[Data records — start]
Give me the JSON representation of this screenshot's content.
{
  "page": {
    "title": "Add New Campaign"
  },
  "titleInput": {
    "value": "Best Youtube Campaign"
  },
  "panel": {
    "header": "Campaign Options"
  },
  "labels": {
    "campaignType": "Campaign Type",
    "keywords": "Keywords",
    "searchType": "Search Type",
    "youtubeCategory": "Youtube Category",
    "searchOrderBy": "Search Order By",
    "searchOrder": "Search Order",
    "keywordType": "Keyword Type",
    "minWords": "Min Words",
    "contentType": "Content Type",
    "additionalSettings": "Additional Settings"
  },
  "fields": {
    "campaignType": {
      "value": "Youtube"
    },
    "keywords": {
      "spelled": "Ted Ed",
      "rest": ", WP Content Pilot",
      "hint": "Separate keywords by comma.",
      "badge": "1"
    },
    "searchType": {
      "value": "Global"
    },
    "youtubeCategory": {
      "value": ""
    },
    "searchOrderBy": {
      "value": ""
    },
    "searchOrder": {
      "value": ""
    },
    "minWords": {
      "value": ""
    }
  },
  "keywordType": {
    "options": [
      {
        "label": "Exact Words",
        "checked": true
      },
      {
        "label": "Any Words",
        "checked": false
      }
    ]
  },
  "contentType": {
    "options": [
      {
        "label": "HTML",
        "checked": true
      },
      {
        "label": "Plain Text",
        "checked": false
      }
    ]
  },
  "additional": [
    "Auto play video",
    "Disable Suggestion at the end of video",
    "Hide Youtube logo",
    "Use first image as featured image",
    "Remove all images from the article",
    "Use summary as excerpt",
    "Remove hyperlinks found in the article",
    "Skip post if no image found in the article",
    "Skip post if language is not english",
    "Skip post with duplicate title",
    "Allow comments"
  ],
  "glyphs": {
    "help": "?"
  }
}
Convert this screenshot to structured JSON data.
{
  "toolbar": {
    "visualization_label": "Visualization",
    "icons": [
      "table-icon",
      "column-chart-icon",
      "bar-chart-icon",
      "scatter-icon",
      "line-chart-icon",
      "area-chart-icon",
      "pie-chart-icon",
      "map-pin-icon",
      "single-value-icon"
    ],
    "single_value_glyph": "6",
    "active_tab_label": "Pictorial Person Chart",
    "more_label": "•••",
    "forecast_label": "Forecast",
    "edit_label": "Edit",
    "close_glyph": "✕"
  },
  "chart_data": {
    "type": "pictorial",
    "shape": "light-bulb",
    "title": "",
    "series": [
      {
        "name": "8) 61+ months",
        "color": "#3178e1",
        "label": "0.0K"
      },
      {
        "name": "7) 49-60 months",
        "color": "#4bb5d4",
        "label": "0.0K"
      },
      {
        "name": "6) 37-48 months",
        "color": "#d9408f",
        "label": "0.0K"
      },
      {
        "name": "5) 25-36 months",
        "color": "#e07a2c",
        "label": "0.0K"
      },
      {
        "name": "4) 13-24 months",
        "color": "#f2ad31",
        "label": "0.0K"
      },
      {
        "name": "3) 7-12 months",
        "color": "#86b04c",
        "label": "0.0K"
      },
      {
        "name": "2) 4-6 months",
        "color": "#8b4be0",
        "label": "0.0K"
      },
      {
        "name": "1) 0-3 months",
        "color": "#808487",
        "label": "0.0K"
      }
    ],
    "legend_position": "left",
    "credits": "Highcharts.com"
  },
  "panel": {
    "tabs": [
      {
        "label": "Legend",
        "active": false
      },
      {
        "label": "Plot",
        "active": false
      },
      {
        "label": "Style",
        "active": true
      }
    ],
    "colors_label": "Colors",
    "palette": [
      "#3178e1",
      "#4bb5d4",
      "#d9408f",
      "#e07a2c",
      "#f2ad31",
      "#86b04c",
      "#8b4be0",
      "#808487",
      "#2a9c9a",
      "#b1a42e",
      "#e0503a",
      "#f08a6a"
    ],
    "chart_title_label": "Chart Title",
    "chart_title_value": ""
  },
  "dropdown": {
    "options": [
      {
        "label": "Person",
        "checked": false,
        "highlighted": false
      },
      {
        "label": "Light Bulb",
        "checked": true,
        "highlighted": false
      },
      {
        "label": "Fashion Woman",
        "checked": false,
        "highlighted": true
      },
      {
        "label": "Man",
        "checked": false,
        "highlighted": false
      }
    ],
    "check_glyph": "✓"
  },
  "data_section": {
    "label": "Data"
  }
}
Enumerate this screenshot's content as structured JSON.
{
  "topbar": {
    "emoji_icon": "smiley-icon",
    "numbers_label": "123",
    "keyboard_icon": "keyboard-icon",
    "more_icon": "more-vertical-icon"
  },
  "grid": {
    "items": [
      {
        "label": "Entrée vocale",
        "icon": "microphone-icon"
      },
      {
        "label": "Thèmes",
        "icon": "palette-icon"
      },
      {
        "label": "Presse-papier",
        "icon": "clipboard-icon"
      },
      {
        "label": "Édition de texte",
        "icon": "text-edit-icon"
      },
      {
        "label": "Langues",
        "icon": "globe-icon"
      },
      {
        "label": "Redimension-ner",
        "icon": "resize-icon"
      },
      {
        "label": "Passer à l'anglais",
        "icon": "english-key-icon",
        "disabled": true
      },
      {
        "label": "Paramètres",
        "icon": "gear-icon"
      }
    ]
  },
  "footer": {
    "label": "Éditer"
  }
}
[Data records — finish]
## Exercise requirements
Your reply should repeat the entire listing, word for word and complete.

## Exercise result
Give me the JSON representation of this screenshot's content.
{
  "page": {
    "title": "Add New Campaign"
  },
  "titleInput": {
    "value": "Best Youtube Campaign"
  },
  "panel": {
    "header": "Campaign Options"
  },
  "labels": {
    "campaignType": "Campaign Type",
    "keywords": "Keywords",
    "searchType": "Search Type",
    "youtubeCategory": "Youtube Category",
    "searchOrderBy": "Search Order By",
    "searchOrder": "Search Order",
    "keywordType": "Keyword Type",
    "minWords": "Min Words",
    "contentType": "Content Type",
    "additionalSettings": "Additional Settings"
  },
  "fields": {
    "campaignType": {
      "value": "Youtube"
    },
    "keywords": {
      "spelled": "Ted Ed",
      "rest": ", WP Content Pilot",
      "hint": "Separate keywords by comma.",
      "badge": "1"
    },
    "searchType": {
      "value": "Global"
    },
    "youtubeCategory": {
      "value": ""
    },
    "searchOrderBy": {
      "value": ""
    },
    "searchOrder": {
      "value": ""
    },
    "minWords": {
      "value": ""
    }
  },
  "keywordType": {
    "options": [
      {
        "label": "Exact Words",
        "checked": true
      },
      {
        "label": "Any Words",
        "checked": false
      }
    ]
  },
  "contentType": {
    "options": [
      {
        "label": "HTML",
        "checked": true
      },
      {
        "label": "Plain Text",
        "checked": false
      }
    ]
  },
  "additional": [
    "Auto play video",
    "Disable Suggestion at the end of video",
    "Hide Youtube logo",
    "Use first image as featured image",
    "Remove all images from the article",
    "Use summary as excerpt",
    "Remove hyperlinks found in the article",
    "Skip post if no image found in the article",
    "Skip post if language is not english",
    "Skip post with duplicate title",
    "Allow comments"
  ],
  "glyphs": {
    "help": "?"
  }
}
Convert this screenshot to structured JSON data.
{
  "toolbar": {
    "visualization_label": "Visualization",
    "icons": [
      "table-icon",
      "column-chart-icon",
      "bar-chart-icon",
      "scatter-icon",
      "line-chart-icon",
      "area-chart-icon",
      "pie-chart-icon",
      "map-pin-icon",
      "single-value-icon"
    ],
    "single_value_glyph": "6",
    "active_tab_label": "Pictorial Person Chart",
    "more_label": "•••",
    "forecast_label": "Forecast",
    "edit_label": "Edit",
    "close_glyph": "✕"
  },
  "chart_data": {
    "type": "pictorial",
    "shape": "light-bulb",
    "title": "",
    "series": [
      {
        "name": "8) 61+ months",
        "color": "#3178e1",
        "label": "0.0K"
      },
      {
        "name": "7) 49-60 months",
        "color": "#4bb5d4",
        "label": "0.0K"
      },
      {
        "name": "6) 37-48 months",
        "color": "#d9408f",
        "label": "0.0K"
      },
      {
        "name": "5) 25-36 months",
        "color": "#e07a2c",
        "label": "0.0K"
      },
      {
        "name": "4) 13-24 months",
        "color": "#f2ad31",
        "label": "0.0K"
      },
      {
        "name": "3) 7-12 months",
        "color": "#86b04c",
        "label": "0.0K"
      },
      {
        "name": "2) 4-6 months",
        "color": "#8b4be0",
        "label": "0.0K"
      },
      {
        "name": "1) 0-3 months",
        "color": "#808487",
        "label": "0.0K"
      }
    ],
    "legend_position": "left",
    "credits": "Highcharts.com"
  },
  "panel": {
    "tabs": [
      {
        "label": "Legend",
        "active": false
      },
      {
        "label": "Plot",
        "active": false
      },
      {
        "label": "Style",
        "active": true
      }
    ],
    "colors_label": "Colors",
    "palette": [
      "#3178e1",
      "#4bb5d4",
      "#d9408f",
      "#e07a2c",
      "#f2ad31",
      "#86b04c",
      "#8b4be0",
      "#808487",
      "#2a9c9a",
      "#b1a42e",
      "#e0503a",
      "#f08a6a"
    ],
    "chart_title_label": "Chart Title",
    "chart_title_value": ""
  },
  "dropdown": {
    "options": [
      {
        "label": "Person",
        "checked": false,
        "highlighted": false
      },
      {
        "label": "Light Bulb",
        "checked": true,
        "highlighted": false
      },
      {
        "label": "Fashion Woman",
        "checked": false,
        "highlighted": true
      },
      {
        "label": "Man",
        "checked": false,
        "highlighted": false
      }
    ],
    "check_glyph": "✓"
  },
  "data_section": {
    "label": "Data"
  }
}
Enumerate this screenshot's content as structured JSON.
{
  "topbar": {
    "emoji_icon": "smiley-icon",
    "numbers_label": "123",
    "keyboard_icon": "keyboard-icon",
    "more_icon": "more-vertical-icon"
  },
  "grid": {
    "items": [
      {
        "label": "Entrée vocale",
        "icon": "microphone-icon"
      },
      {
        "label": "Thèmes",
        "icon": "palette-icon"
      },
      {
        "label": "Presse-papier",
        "icon": "clipboard-icon"
      },
      {
        "label": "Édition de texte",
        "icon": "text-edit-icon"
      },
      {
        "label": "Langues",
        "icon": "globe-icon"
      },
      {
        "label": "Redimension-ner",
        "icon": "resize-icon"
      },
      {
        "label": "Passer à l'anglais",
        "icon": "english-key-icon",
        "disabled": true
      },
      {
        "label": "Paramètres",
        "icon": "gear-icon"
      }
    ]
  },
  "footer": {
    "label": "Éditer"
  }
}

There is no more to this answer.